For 60 minutes against the Roosters yesterday they were the former. But for the final 20 minutes it was men against chicks. It was much the same against Newcastle last week.

It's doubtful even the players themselves know why they have been so inconsistent, but in a game where emotion and confidence count for so much, yesterday's dramatic win could be the boost they so badly needed.

It would be overstating the case to say Stacey Jones' golden point field goal saved their season, but at the very least it averted a mini-crisis.

With away matches against Melbourne and St George followed by a bye over the next three weeks, the Auckland club were facing the very real possibility of heading into round 10 with just two wins to their name.

Such a predicament would not necessarily have been fatal, but it surely would have been a long way back.

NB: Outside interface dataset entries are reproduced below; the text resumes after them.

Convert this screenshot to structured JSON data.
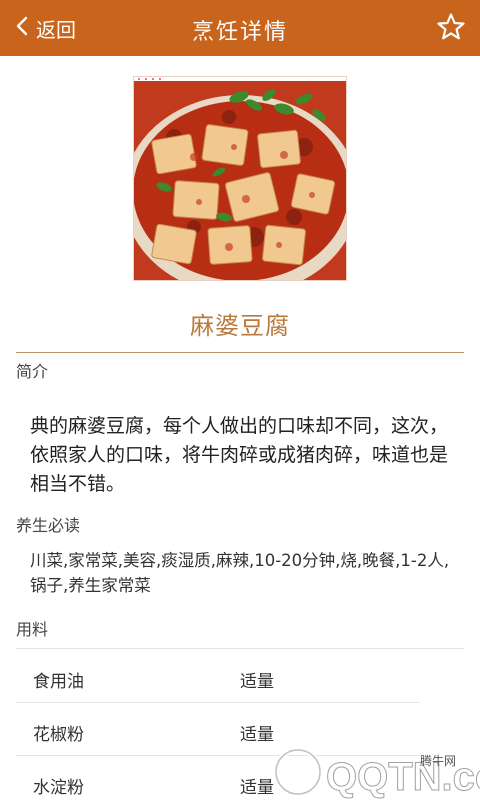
{
  "header": {
    "back_label": "返回",
    "title": "烹饪详情",
    "bg_color": "#c8641c"
  },
  "dish": {
    "name": "麻婆豆腐",
    "name_color": "#b8793b"
  },
  "intro": {
    "label": "简介",
    "text": "典的麻婆豆腐，每个人做出的口味却不同，这次，依照家人的口味，将牛肉碎或成猪肉碎，味道也是相当不错。"
  },
  "health": {
    "label": "养生必读",
    "text": "川菜,家常菜,美容,痰湿质,麻辣,10-20分钟,烧,晚餐,1-2人,锅子,养生家常菜"
  },
  "ingredients": {
    "label": "用料",
    "items": [
      {
        "name": "食用油",
        "amount": "适量"
      },
      {
        "name": "花椒粉",
        "amount": "适量"
      },
      {
        "name": "水淀粉",
        "amount": "适量"
      }
    ]
  },
  "watermark": {
    "site": "腾牛网",
    "brand": "QQTN.com"
  }
}
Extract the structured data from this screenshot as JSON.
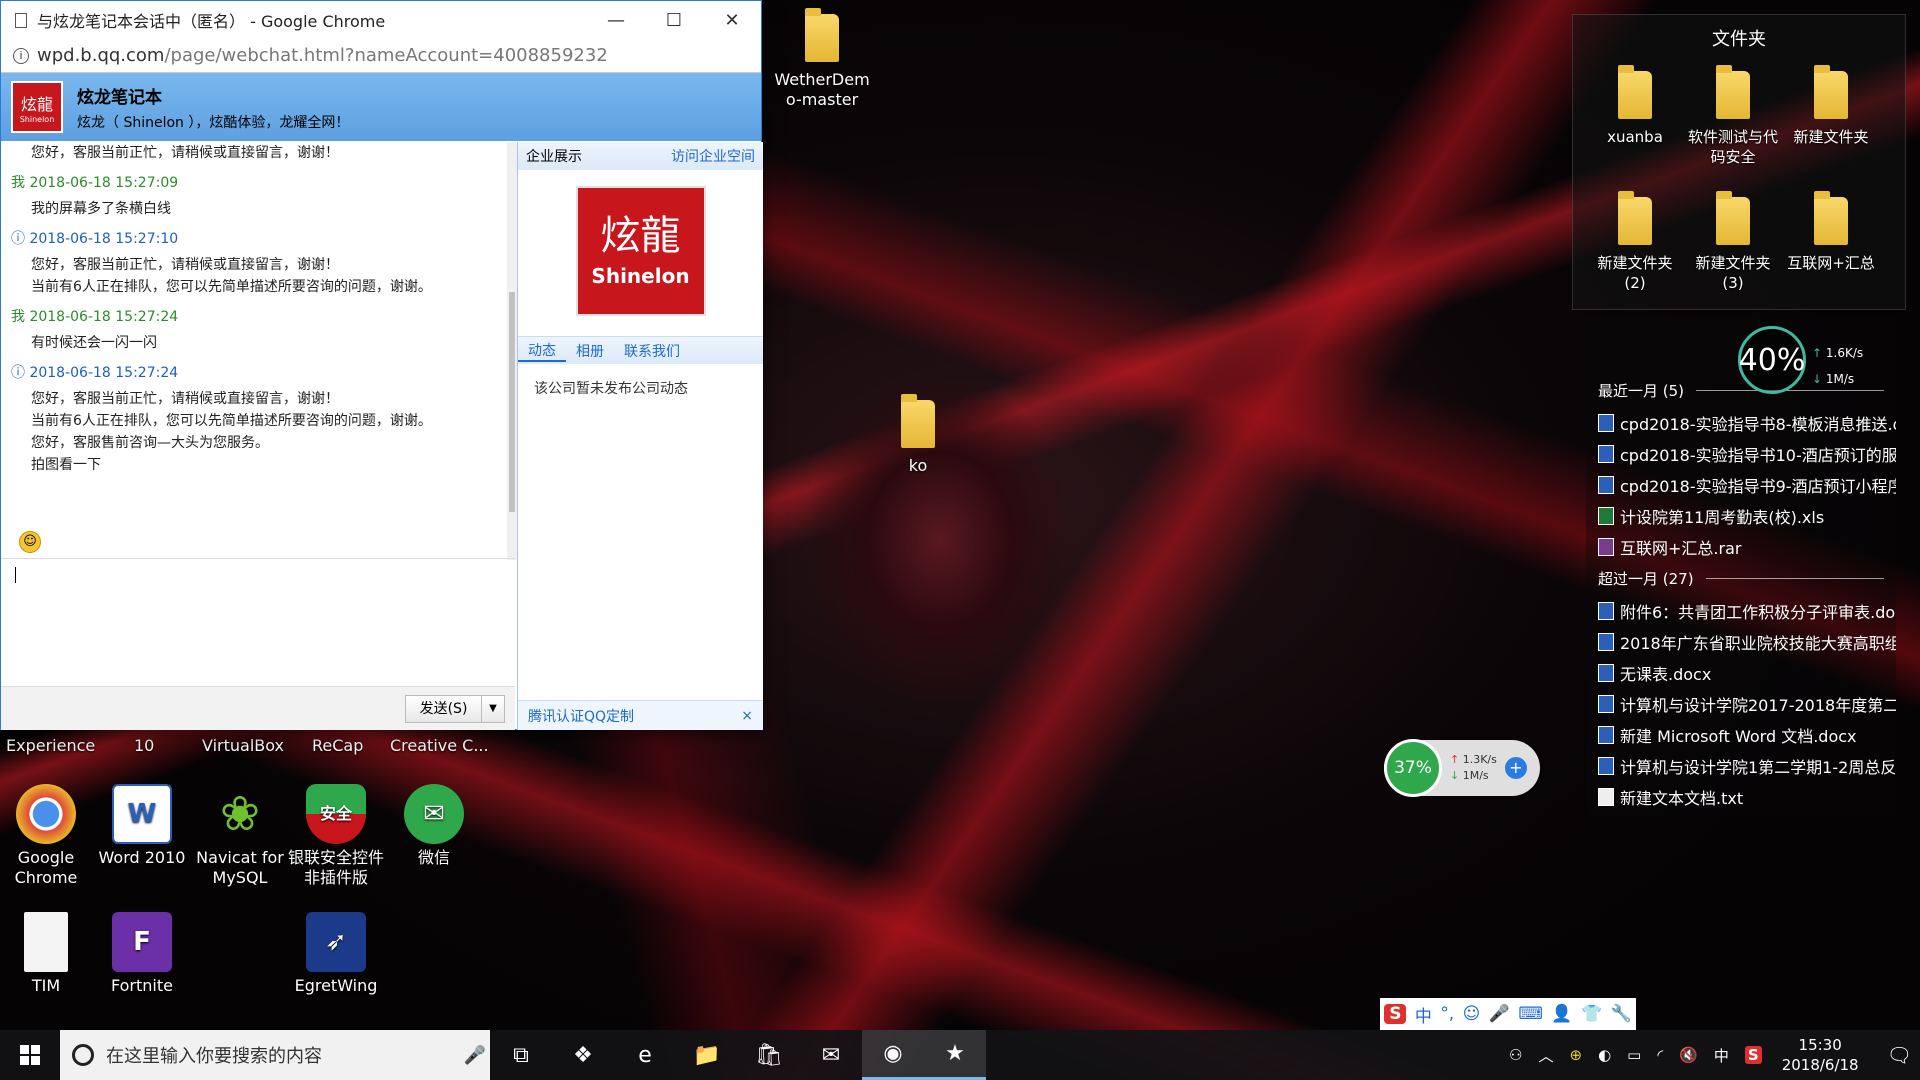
{
  "window": {
    "title": "与炫龙笔记本会话中（匿名） - Google Chrome",
    "url_host": "wpd.b.qq.com",
    "url_path": "/page/webchat.html?nameAccount=4008859232",
    "minimize": "—",
    "maximize": "☐",
    "close": "✕"
  },
  "qq": {
    "company_name": "炫龙笔记本",
    "slogan": "炫龙（ Shinelon ），炫酷体验，龙耀全网！",
    "logo_cn": "炫龍",
    "logo_en": "Shinelon",
    "messages": [
      {
        "type": "text",
        "lines": [
          "您好，客服当前正忙，请稍候或直接留言，谢谢！"
        ]
      },
      {
        "type": "me",
        "header": "我 2018-06-18 15:27:09",
        "lines": [
          "我的屏幕多了条横白线"
        ]
      },
      {
        "type": "sys",
        "header": "2018-06-18 15:27:10",
        "lines": [
          "您好，客服当前正忙，请稍候或直接留言，谢谢！",
          "当前有6人正在排队，您可以先简单描述所要咨询的问题，谢谢。"
        ]
      },
      {
        "type": "me",
        "header": "我 2018-06-18 15:27:24",
        "lines": [
          "有时候还会一闪一闪"
        ]
      },
      {
        "type": "sys",
        "header": "2018-06-18 15:27:24",
        "lines": [
          "您好，客服当前正忙，请稍候或直接留言，谢谢！",
          "当前有6人正在排队，您可以先简单描述所要咨询的问题，谢谢。",
          "您好，客服售前咨询—大头为您服务。",
          "拍图看一下"
        ]
      }
    ],
    "send_label": "发送(S)",
    "side_title": "企业展示",
    "side_link": "访问企业空间",
    "tabs": [
      "动态",
      "相册",
      "联系我们"
    ],
    "no_news": "该公司暂未发布公司动态",
    "footer_link": "腾讯认证QQ定制",
    "footer_close": "×"
  },
  "desktop": {
    "partial_labels": [
      "Experience",
      "10",
      "VirtualBox",
      "ReCap",
      "Creative C..."
    ],
    "icons_row1": [
      {
        "label": "Google Chrome",
        "glyph": "◉",
        "color": "#e04a3a"
      },
      {
        "label": "Word 2010",
        "glyph": "W",
        "color": "#2b5fb8"
      },
      {
        "label": "Navicat for MySQL",
        "glyph": "❀",
        "color": "#6fbf2e"
      },
      {
        "label": "银联安全控件非插件版",
        "glyph": "安全",
        "color": "#c8161d"
      },
      {
        "label": "微信",
        "glyph": "✉",
        "color": "#2ea84a"
      }
    ],
    "icons_row2": [
      {
        "label": "TIM",
        "glyph": "",
        "color": "#f0f0f0"
      },
      {
        "label": "Fortnite",
        "glyph": "F",
        "color": "#6b2fa8"
      },
      {
        "label": "EgretWing",
        "glyph": "➶",
        "color": "#1b3a8a"
      }
    ],
    "folder_top": "WetherDemo-master",
    "folder_mid": "ko"
  },
  "fence": {
    "title": "文件夹",
    "items": [
      "xuanba",
      "软件测试与代码安全",
      "新建文件夹",
      "新建文件夹 (2)",
      "新建文件夹 (3)",
      "互联网+汇总"
    ]
  },
  "gauge": {
    "percent": "40%",
    "up": "1.6K/s",
    "down": "1M/s"
  },
  "recent": {
    "group1": "最近一月 (5)",
    "group1_items": [
      {
        "name": "cpd2018-实验指导书8-模板消息推送.d",
        "kind": "doc"
      },
      {
        "name": "cpd2018-实验指导书10-酒店预订的服...",
        "kind": "doc"
      },
      {
        "name": "cpd2018-实验指导书9-酒店预订小程序...",
        "kind": "doc"
      },
      {
        "name": "计设院第11周考勤表(校).xls",
        "kind": "xls"
      },
      {
        "name": "互联网+汇总.rar",
        "kind": "rar"
      }
    ],
    "group2": "超过一月 (27)",
    "group2_items": [
      {
        "name": "附件6：共青团工作积极分子评审表.doc",
        "kind": "doc"
      },
      {
        "name": "2018年广东省职业院校技能大赛高职组...",
        "kind": "doc"
      },
      {
        "name": "无课表.docx",
        "kind": "doc"
      },
      {
        "name": "计算机与设计学院2017-2018年度第二...",
        "kind": "doc"
      },
      {
        "name": "新建 Microsoft Word 文档.docx",
        "kind": "doc"
      },
      {
        "name": "计算机与设计学院1第二学期1-2周总反...",
        "kind": "doc"
      },
      {
        "name": "新建文本文档.txt",
        "kind": "txt"
      }
    ]
  },
  "speed": {
    "percent": "37%",
    "up": "1.3K/s",
    "down": "1M/s"
  },
  "ime": {
    "logo": "S",
    "items": [
      "中",
      "°,",
      "☺",
      "🎤",
      "⌨",
      "👤",
      "👕",
      "🔧"
    ]
  },
  "taskbar": {
    "search_placeholder": "在这里输入你要搜索的内容",
    "apps": [
      "⧉",
      "❖",
      "e",
      "📁",
      "🛍",
      "✉",
      "◉",
      "★"
    ],
    "tray": [
      "⚇",
      "︿",
      "⊕",
      "◐",
      "▭",
      "◜",
      "🔇",
      "中",
      "S"
    ],
    "time": "15:30",
    "date": "2018/6/18",
    "notify": "🗨"
  }
}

Dramatic late charges after prolonged slumps have been the Warriors' stock and trade in recent seasons, but that wasn't supposed to happen this year.

The club was billed as having enough depth to avoid dramatic fluctuations in its fortunes. That might still prove to be the case.

But the overriding impression of their early efforts this season is that they still rely heavily on a small number of key players. Without Steve Price, Manu Vatuvei and Lance Hohaia, they wouldn't go far.

The same, though, can be said of just about any NRL club. Remove the pack leader, the strike winger and an X-factor utility, and any team would suffer.

And, in fairness to the Warriors, their injury bug has bitten a lot deeper than just the trio of stars who returned for yesterday's enthralling comeback.

Brent Tate is a huge loss, as much for his attitude as his pace and poise. Kangaroo test centres don't just grow on trees. Some head to Warrington, turn out to be useless and end up flicking their own fans the bird, but they're still fairly hard to come by.

The Warriors can replace Tate in their line-up, but that ain't the same thing as filling the void left by his absence.

Another key absentee has been Evarn Tuimavave, a forward nearing the peak of his powers, while Wade McKinnon is still nowhere near back to his best after recovering from major knee surgery.

All that adds up to a hell of a lot to get over at just the start of a long, gruelling season.

Had they lost yesterday, something that looked likely when Hohaia bombed an early try and the Roosters pecked them apart to the tune of a 16-0 half-time lead, there's no guarantee the Warriors would have bounced back at all.

Instead, thanks to another vital intervention from the mercurial Jones, a recovery looks distinctly possible.

The biggest thing in their favour is that, having taken a heap of lumps already, they should get stronger as the season goes on.

The key to winning the NRL is firstly to be in the playoffs. From there, sides need to be in form and as close as possible to full strength. Nothing that has happened so far to Warriors - save the loss of Tate - should prevent that from happening.

The flipside of that is nothing they've yet done suggests it will happen. They aren't dominating opponents; they make too many errors and they are predictable on attack. And they are only ever an injury or two away from being well off the pace.

The one thing this year's team has shown is plenty of heart, and it seems doubtful they will ever be boring.

One of the more amusing football chants was sung by rival fans at Rangers matches after it became public knowledge that goalkeeper Andy Goram was receiving treatment for a mild form of schizophrenia. "There's only two Andy Gorams," the fans famously sang.
Right now it's unclear just how many Warriors teams there are. Instead of wondering which team will turn up for each match, it seems Warriors fans better get used to pondering which team will front for each and every set of six.

Weekend winner

Missing the cricket already? Fear not. The IPL, South Africa style, is up and running. The Kiwis have been slow to make an impression, with Jesse Ryder and Ross Taylor making first and second ball ducks in their opening match for the Bangalore Royal Challengers, and Jacob Oram making just 8 for the Chennai Super Kings. The Kiwi trio get another chance tonight, though, when their teams face off in Port Elizabeth. Set the alarm for 2.20am tomorrow.

What to watch

They may have done it the hard way and left their fans badly in need of a blood pressure check, but the Warriors got the job done. If they do go on to great things this season, they might just look back at this victory over the Roosters as the starting point.

Fair play, too, to the bloke with one leg who beat me in the 750m version of the King of the Bays. You may be an inspiration to many, but I'm still going to take you next year.